DoubleTree Resort (formerly Springmaid Resort & Conference Center)

Colonel Elliott White Springs, a World War I Ace Fighter Pilot, purchased 27 acres (11 ha) of oceanfront property in Myrtle Beach, South Carolina in 1948. The original accommodations resembled military barracks, the rooms containing built-in concrete beds with twin-size foam mattresses. The rooms were easily cleaned by hosing and brushing them down. Guests brought their own towels and sheets and were required to make their own bed. Rooms cost $2.00 per night or $1.00 per bed. The rates remained unchanged for almost 30 years. The resort was originally owned by the textile company Springs Industries, and available for Springs employees only. The resort opened to the public in 1953, but retained the Springmaid name until 2016. [1] A large cafeteria was also built on property and the food was prepared at the commissary in Lancaster SC and was trucked to the beach daily. Eventually a full kitchen was added and food was prepared on site and food was served in the original cafeteria. Springmaid added their first semi-private rooms in 1956 consisting of two rooms adjoined by a common bath. The first private rooms were built in 1966. The administration office and four two-story buildings of private guestrooms were built between 1970 and 1973. These buildings were the first on property to have air conditioning.

Beginning in 1989, some of the older rooms were torn down and construction began on two additional three-story buildings. The rooms in this building contained televisions (which were eventually added to all the rooms). Telephones were not added to any of the rooms until 1990. In 1992 a 60-unit tower which is now the Palmetto Building was opened along with the first floor of the Robert L. Reid Conference Center. In 1995, the Live Oak building, which consisted of 232 units, and the second floor of the Robert L. Reid Conference Center was opened. In 2001 the third floor of the Robert L. Reid Conference Center and another 154 rooms in the Palmetto building were opened. The Cypress building was renovated in 2001 and that completed the 485 unit resort. An affiliate of Integrated Capital of Los Angeles bought the resort in December 2014 for $40 million. The Live Oak and Palmetto towers, with 452 guest rooms, will be renovated. The Cypress building and Marlin's cafeteria have been torn down and will be replaced by a new registration area, bar and restaurant, along with a courtyard. [2]

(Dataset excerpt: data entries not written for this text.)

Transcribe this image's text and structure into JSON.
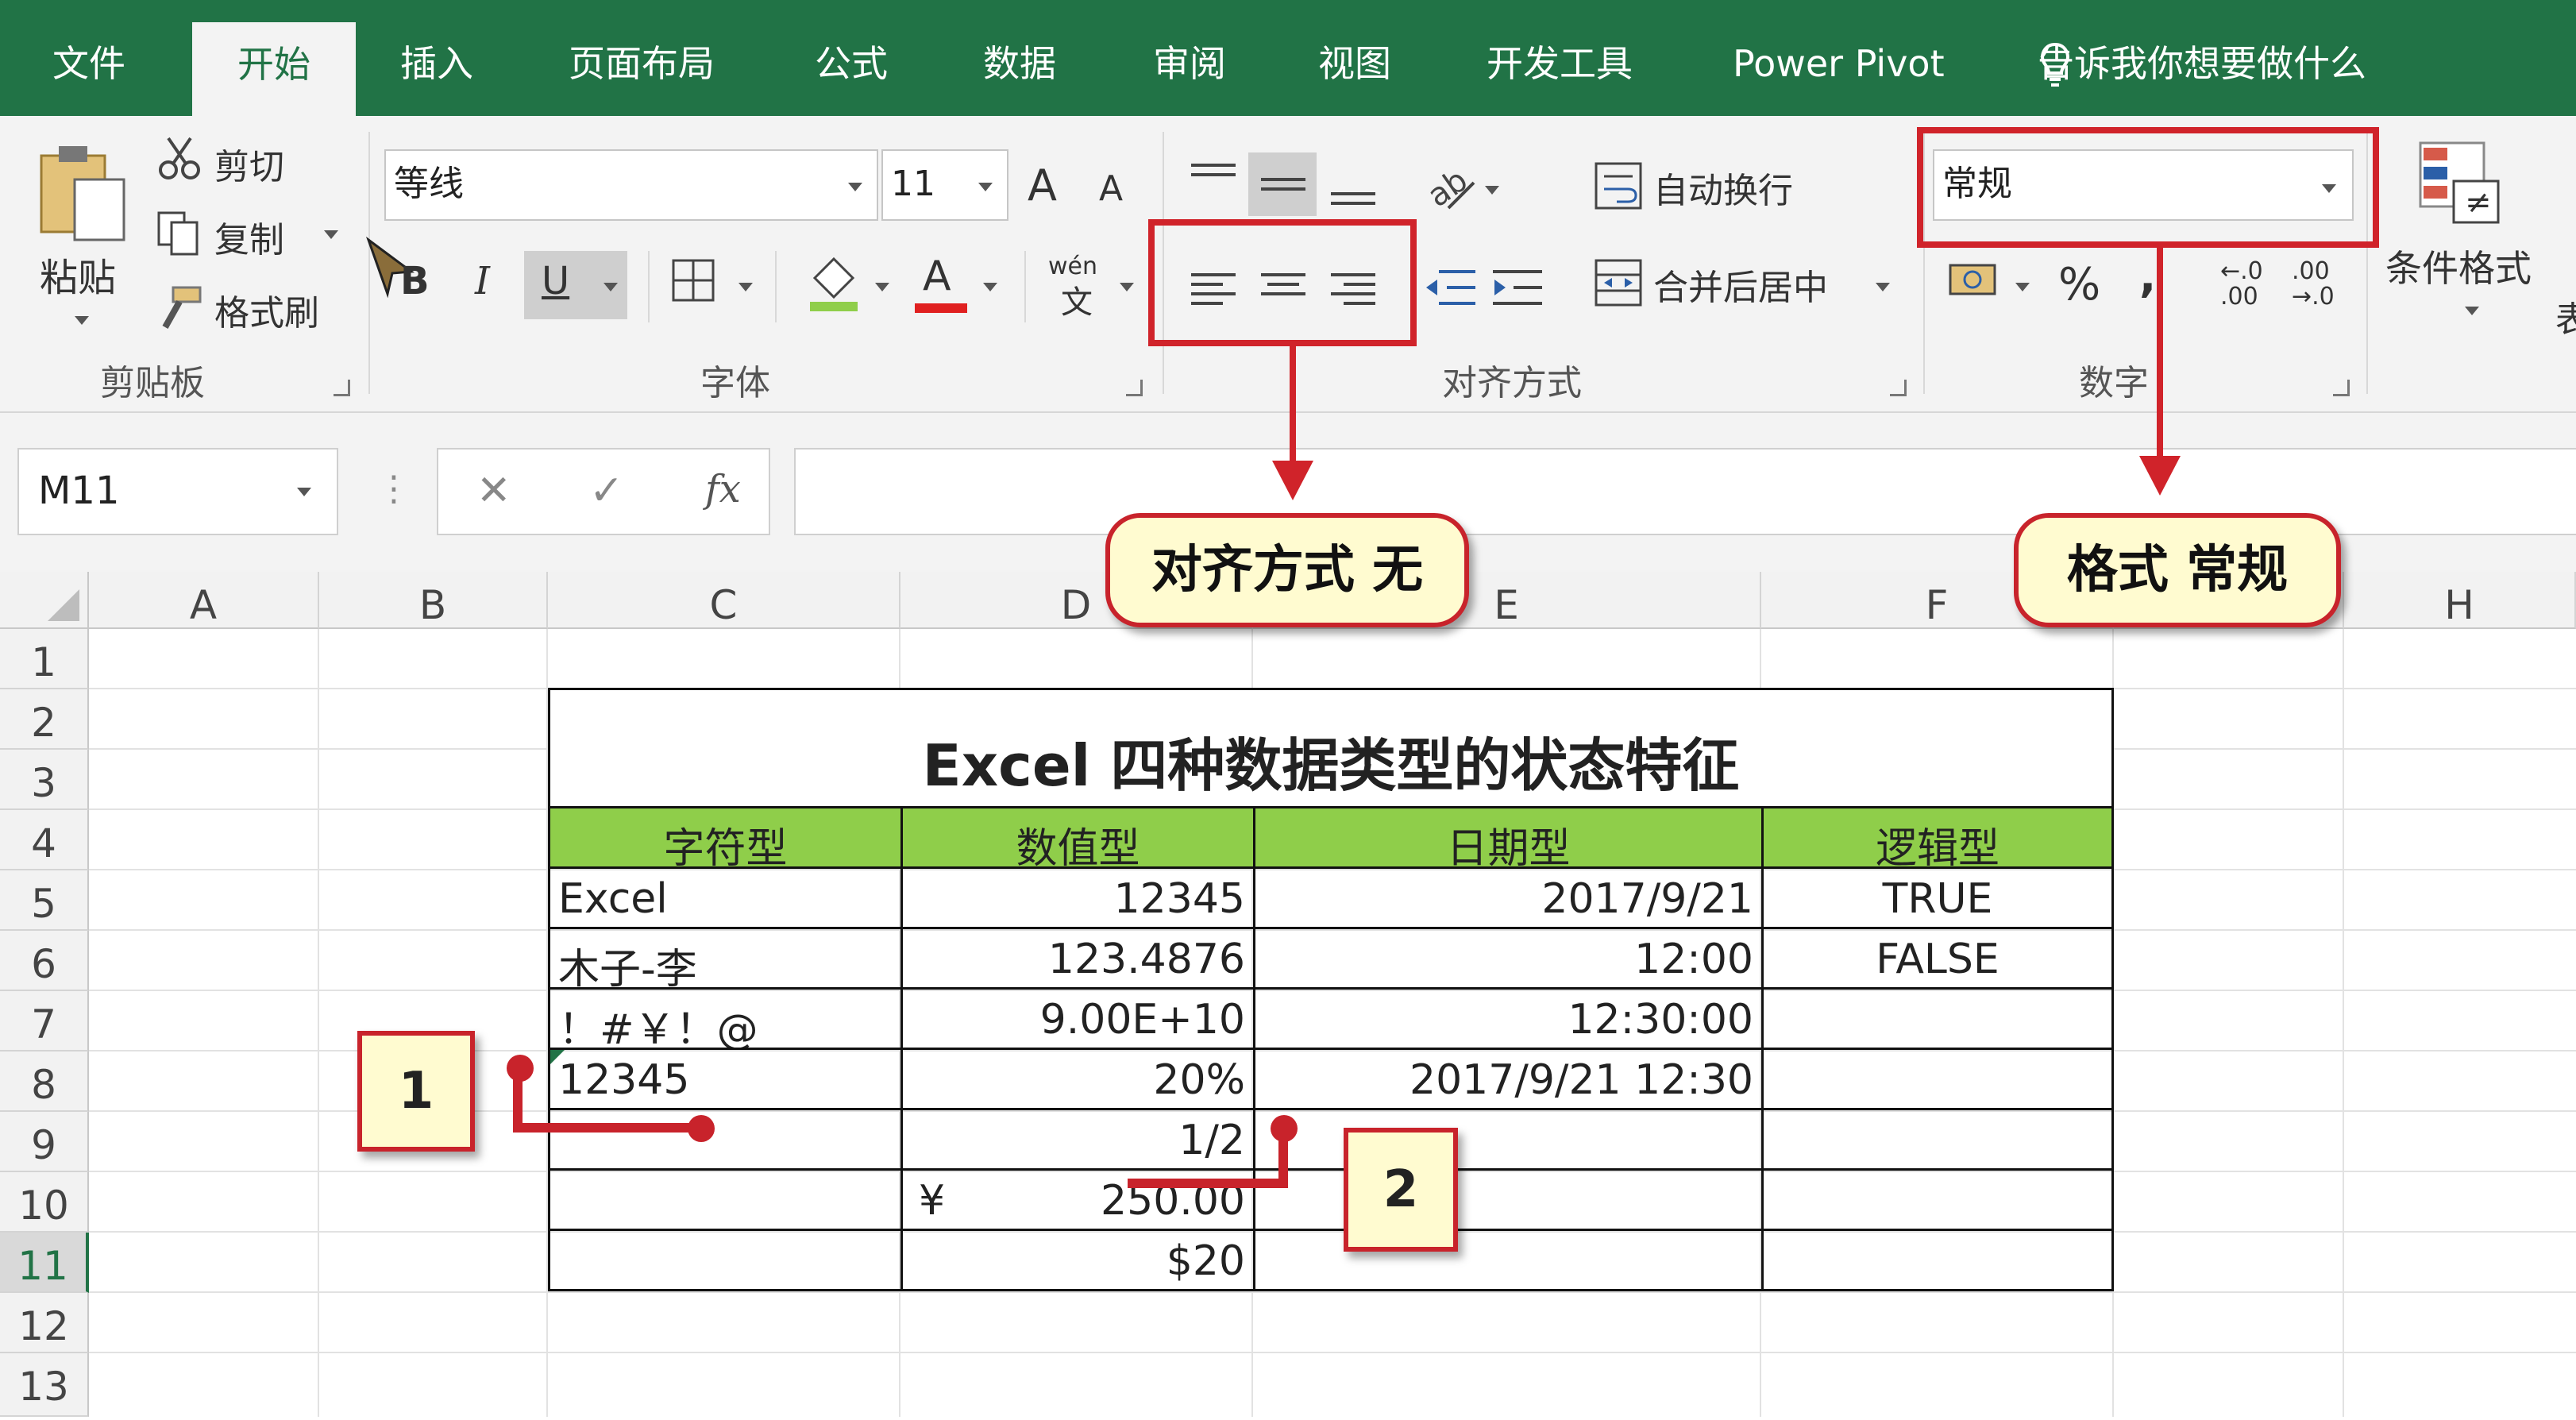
{
  "menu": {
    "file": "文件",
    "home": "开始",
    "insert": "插入",
    "page_layout": "页面布局",
    "formulas": "公式",
    "data": "数据",
    "review": "审阅",
    "view": "视图",
    "developer": "开发工具",
    "power_pivot": "Power Pivot",
    "tell_me": "告诉我你想要做什么"
  },
  "clipboard": {
    "paste": "粘贴",
    "cut": "剪切",
    "copy": "复制",
    "format_painter": "格式刷",
    "label": "剪贴板"
  },
  "font": {
    "name": "等线",
    "size": "11",
    "grow": "A",
    "shrink": "A",
    "bold": "B",
    "italic": "I",
    "underline": "U",
    "color_letter": "A",
    "phonetic_top": "wén",
    "phonetic_bottom": "文",
    "label": "字体"
  },
  "alignment": {
    "wrap_text": "自动换行",
    "merge_center": "合并后居中",
    "label": "对齐方式"
  },
  "number": {
    "format": "常规",
    "percent": "%",
    "comma": ",",
    "increase_decimal": "←.0 .00",
    "decrease_decimal": ".00 →.0",
    "label": "数字"
  },
  "styles": {
    "conditional_format": "条件格式",
    "cut_text": "表"
  },
  "formula_bar": {
    "name_box": "M11",
    "fx": "fx",
    "cancel": "✕",
    "enter": "✓",
    "dots": "⋮"
  },
  "columns": [
    "A",
    "B",
    "C",
    "D",
    "E",
    "F",
    "H"
  ],
  "rows": [
    "1",
    "2",
    "3",
    "4",
    "5",
    "6",
    "7",
    "8",
    "9",
    "10",
    "11",
    "12",
    "13"
  ],
  "table": {
    "title": "Excel 四种数据类型的状态特征",
    "headers": [
      "字符型",
      "数值型",
      "日期型",
      "逻辑型"
    ],
    "text_col": [
      "Excel",
      "木子-李",
      "！#￥！@",
      "12345",
      "",
      "",
      ""
    ],
    "number_col": [
      "12345",
      "123.4876",
      "9.00E+10",
      "20%",
      "1/2",
      "250.00",
      "$20"
    ],
    "currency_symbol": "¥",
    "date_col": [
      "2017/9/21",
      "12:00",
      "12:30:00",
      "2017/9/21 12:30",
      "",
      "",
      ""
    ],
    "logic_col": [
      "TRUE",
      "FALSE",
      "",
      "",
      "",
      "",
      ""
    ]
  },
  "callouts": {
    "alignment_note": "对齐方式 无",
    "format_note": "格式 常规",
    "marker_1": "1",
    "marker_2": "2"
  },
  "colors": {
    "ribbon_green": "#217346",
    "header_green": "#8fce4a",
    "callout_red": "#d0232a",
    "callout_fill": "#fffbd0"
  }
}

The Springmaid Beach Resort was purchased by Hilton Hotels in 2016. Hilton remodeled the resort and renamed it to DoubleTree Resort. [3]

Fishing pier

The original fishing pier was built in 1953, but was destroyed the next year by Hurricane Hazel. The pier was rebuilt in 1959 and destroyed again by an airplane. [4]

In 1973 a new pier was built on the north end of the resort [5] and remained standing until it was destroyed on October 8, 2016 as Hurricane Matthew passed through the area shortly after making landfall a short distance south. The pier was the longest in Myrtle Beach, at 1060 feet long. [4] Rebuilding of the pier began in May 2019 [6] and the pier is scheduled to open in July 2020. [7]


  1. ^ "Springmaid Beach Resort Had Humble Beginnings; $19 million Overhaul in the Past Two Years / Sept 200". Hotel Online. Retrieved January 3, 2019.
  2. ^ "Springmaid Beach Resort gets major makeover". The Sun News. August 19, 2015.
  3. ^ Fodera, Rosalia (September 16, 2016). "DoubleTree Resort replaces the old Springmaid Beach Resort". WPDE. Retrieved January 3, 2019.
  4. ^ a b "Hurricane Matthew demolishes Springmaid Pier". The Sun News. October 8, 2016. Retrieved October 14, 2016.
  5. ^ Johnson, Chloe (June 10, 2017). "Eight months later, Hurricane Matthew still having ripple effect on area piers, businesses". The Sun News. Retrieved June 11, 2017.
  6. ^ Young, Anna (May 19, 2019). "Here's the latest on the rebuilding of Myrtle Beach piers damaged by recent hurricanes". The Sun News. Retrieved May 19, 2019.
  7. ^ Young, Anna (June 15, 2020). "Springmaid Pier to reopen in July after it was destroyed by hurricane nearly 4 years ago". Retrieved June 16, 2020.